▸ **Task description**
Find each line in the following listing that has the string "Music", then state the count and nothing else.
══ Data for this task
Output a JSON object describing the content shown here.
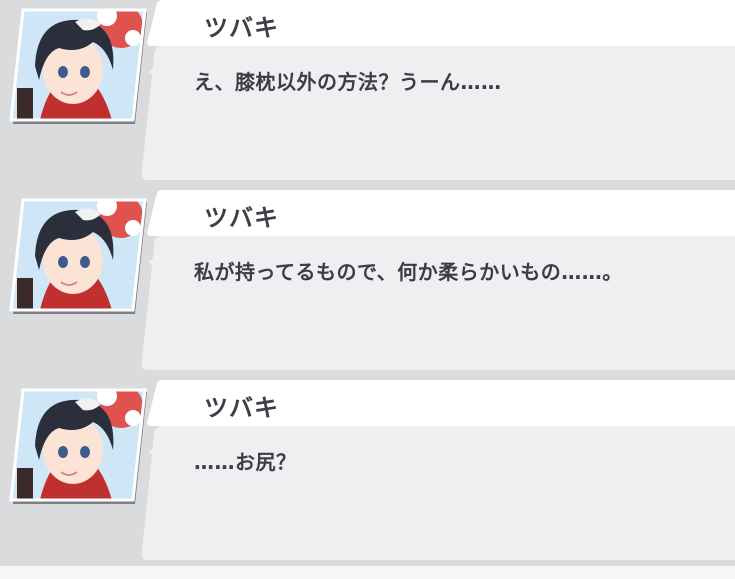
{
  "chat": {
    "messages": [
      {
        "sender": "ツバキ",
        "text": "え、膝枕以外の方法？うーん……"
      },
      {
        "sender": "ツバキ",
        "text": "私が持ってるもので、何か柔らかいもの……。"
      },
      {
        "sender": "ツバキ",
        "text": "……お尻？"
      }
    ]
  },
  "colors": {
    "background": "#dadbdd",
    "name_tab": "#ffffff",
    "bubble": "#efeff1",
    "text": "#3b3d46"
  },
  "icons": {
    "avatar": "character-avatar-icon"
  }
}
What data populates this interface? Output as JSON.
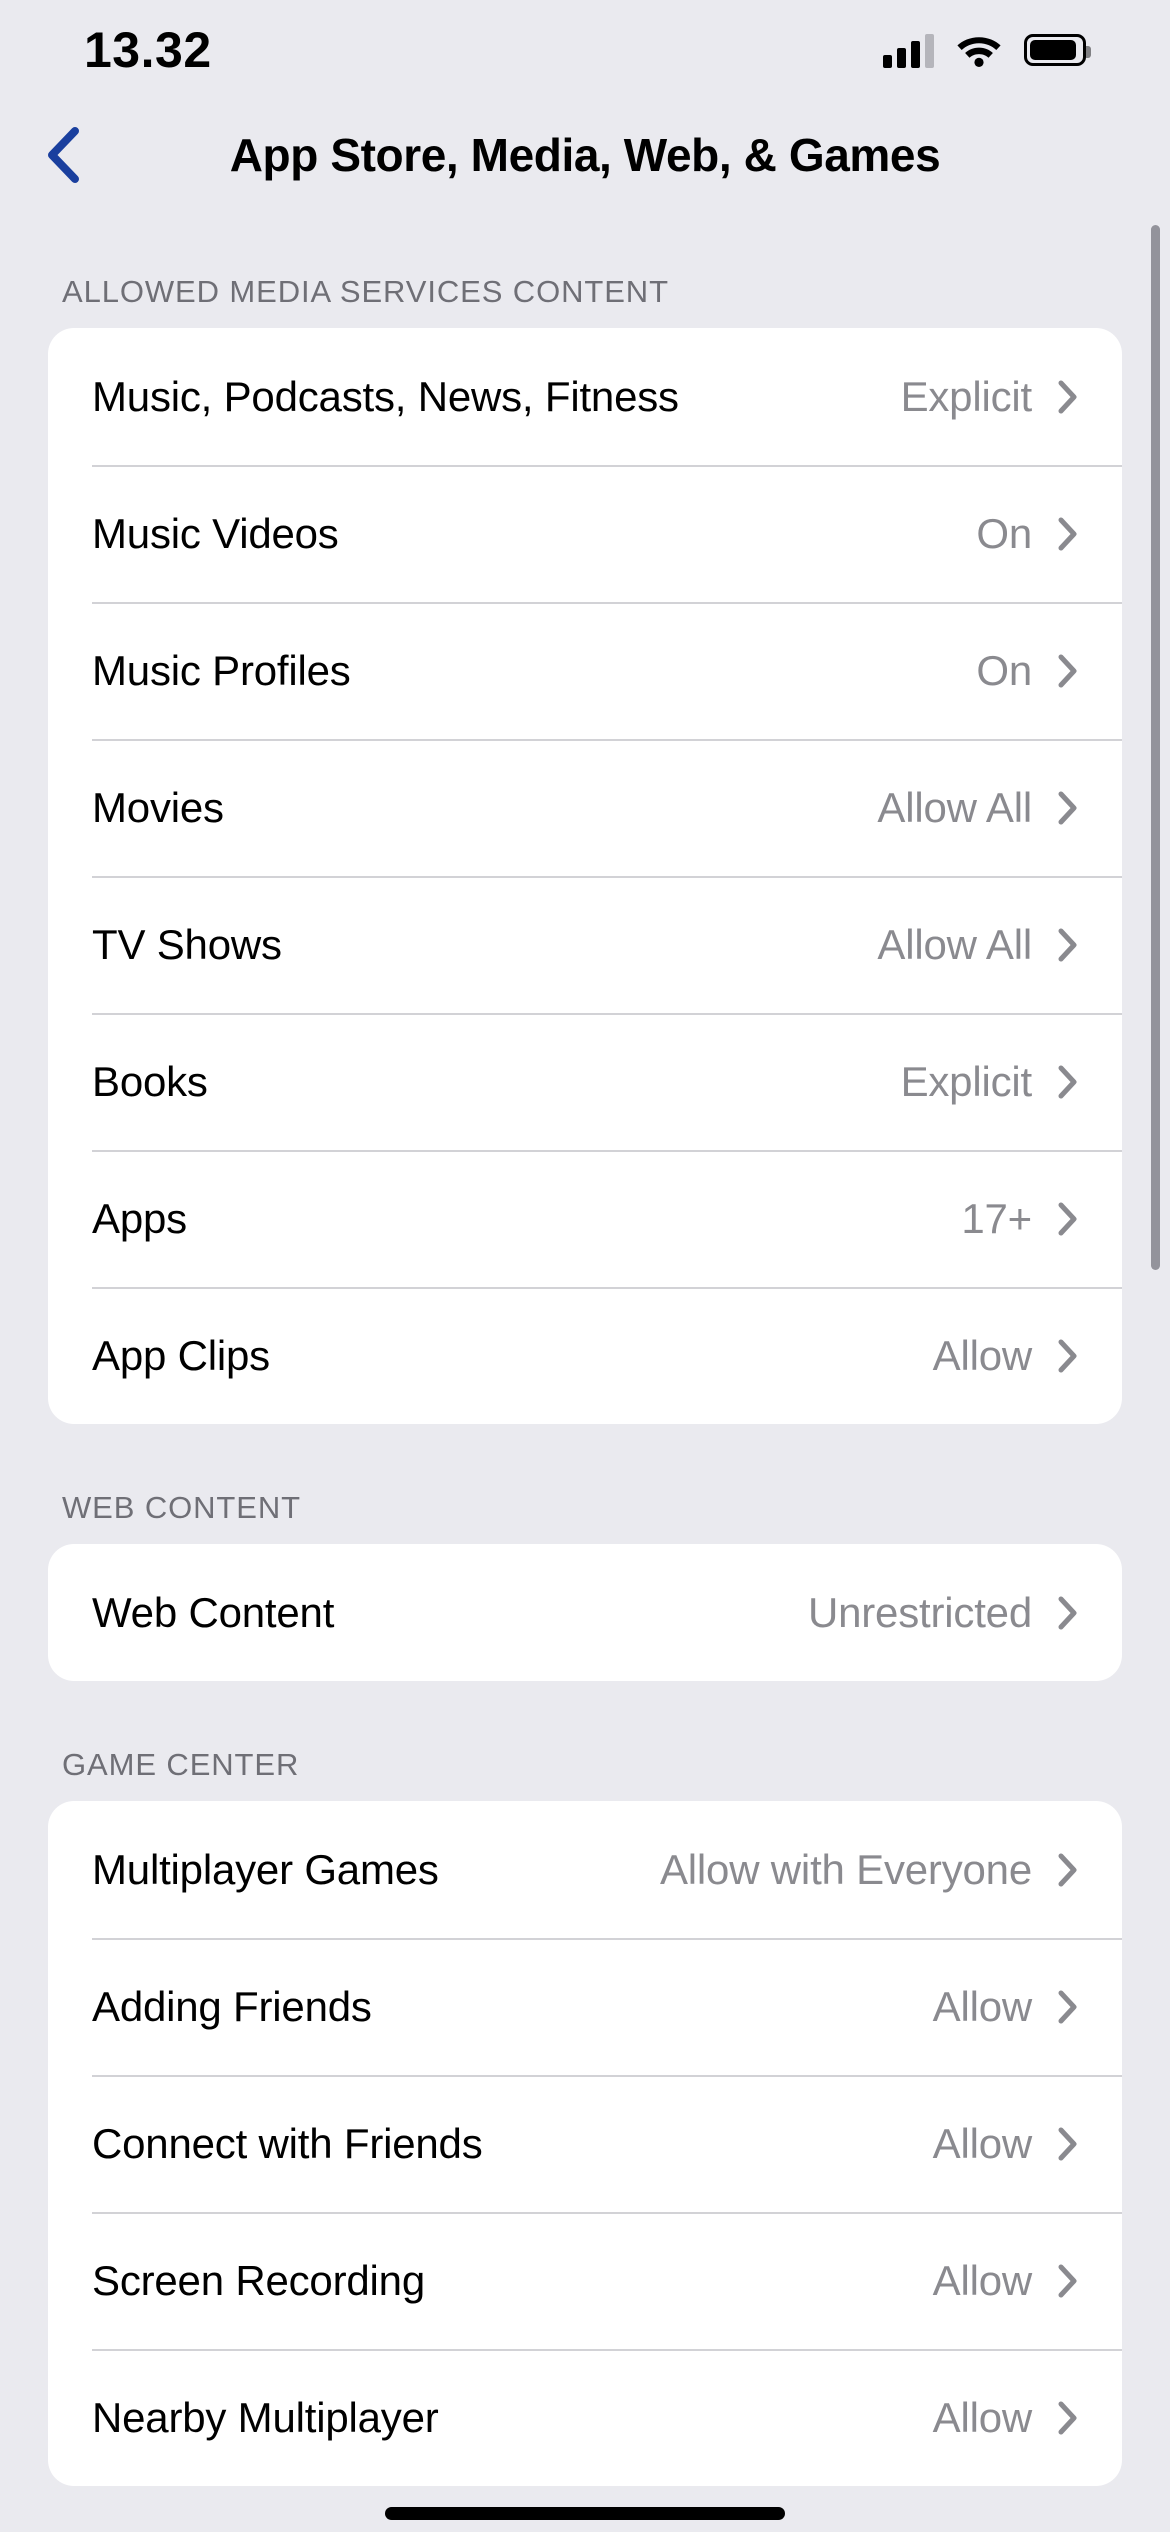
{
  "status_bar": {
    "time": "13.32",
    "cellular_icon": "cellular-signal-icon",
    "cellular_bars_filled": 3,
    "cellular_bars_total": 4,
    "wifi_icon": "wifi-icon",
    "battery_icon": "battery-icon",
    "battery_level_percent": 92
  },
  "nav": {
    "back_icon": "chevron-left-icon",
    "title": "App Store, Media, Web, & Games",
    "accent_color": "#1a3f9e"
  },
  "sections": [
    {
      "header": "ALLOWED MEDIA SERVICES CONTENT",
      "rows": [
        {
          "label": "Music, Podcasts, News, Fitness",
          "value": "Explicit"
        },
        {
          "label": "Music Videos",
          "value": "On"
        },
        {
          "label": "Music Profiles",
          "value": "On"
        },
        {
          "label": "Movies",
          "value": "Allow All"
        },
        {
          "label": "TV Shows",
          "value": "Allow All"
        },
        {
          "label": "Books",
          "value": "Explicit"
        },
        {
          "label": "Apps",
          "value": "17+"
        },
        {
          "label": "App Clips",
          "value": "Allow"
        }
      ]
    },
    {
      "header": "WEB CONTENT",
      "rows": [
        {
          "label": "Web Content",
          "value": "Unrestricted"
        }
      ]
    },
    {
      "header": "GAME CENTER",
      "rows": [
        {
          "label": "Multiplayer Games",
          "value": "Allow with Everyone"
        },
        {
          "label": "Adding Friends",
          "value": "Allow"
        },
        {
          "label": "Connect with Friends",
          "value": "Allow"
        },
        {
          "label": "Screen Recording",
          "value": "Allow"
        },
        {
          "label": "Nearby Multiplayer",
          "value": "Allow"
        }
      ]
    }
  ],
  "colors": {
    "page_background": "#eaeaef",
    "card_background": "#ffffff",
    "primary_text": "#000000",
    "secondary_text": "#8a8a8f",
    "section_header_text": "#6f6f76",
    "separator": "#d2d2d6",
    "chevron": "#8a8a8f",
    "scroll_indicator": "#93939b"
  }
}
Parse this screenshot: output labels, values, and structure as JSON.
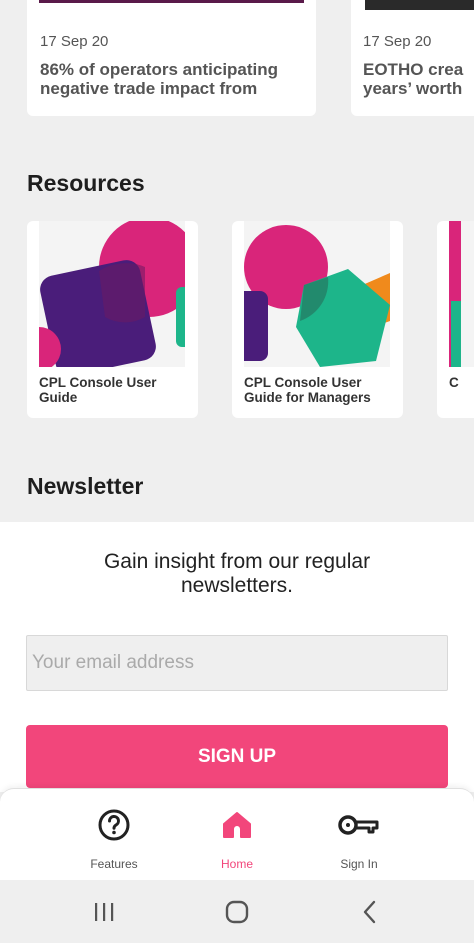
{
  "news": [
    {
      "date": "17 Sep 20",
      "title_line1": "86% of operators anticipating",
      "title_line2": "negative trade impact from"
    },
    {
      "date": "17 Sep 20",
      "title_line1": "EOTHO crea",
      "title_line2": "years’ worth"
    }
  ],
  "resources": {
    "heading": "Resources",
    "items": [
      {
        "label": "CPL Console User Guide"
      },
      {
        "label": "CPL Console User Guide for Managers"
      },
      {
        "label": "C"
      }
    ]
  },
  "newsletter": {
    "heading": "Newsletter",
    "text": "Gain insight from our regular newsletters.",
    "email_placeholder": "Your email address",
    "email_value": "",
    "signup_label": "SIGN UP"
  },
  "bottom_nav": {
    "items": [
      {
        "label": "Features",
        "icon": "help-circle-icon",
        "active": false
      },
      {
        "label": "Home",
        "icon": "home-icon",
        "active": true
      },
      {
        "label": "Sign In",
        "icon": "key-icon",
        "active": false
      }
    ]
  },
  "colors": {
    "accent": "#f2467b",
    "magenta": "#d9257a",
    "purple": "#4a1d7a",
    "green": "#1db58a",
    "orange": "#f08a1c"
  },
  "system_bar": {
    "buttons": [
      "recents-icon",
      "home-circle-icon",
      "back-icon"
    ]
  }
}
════
▸ **Written reply**
3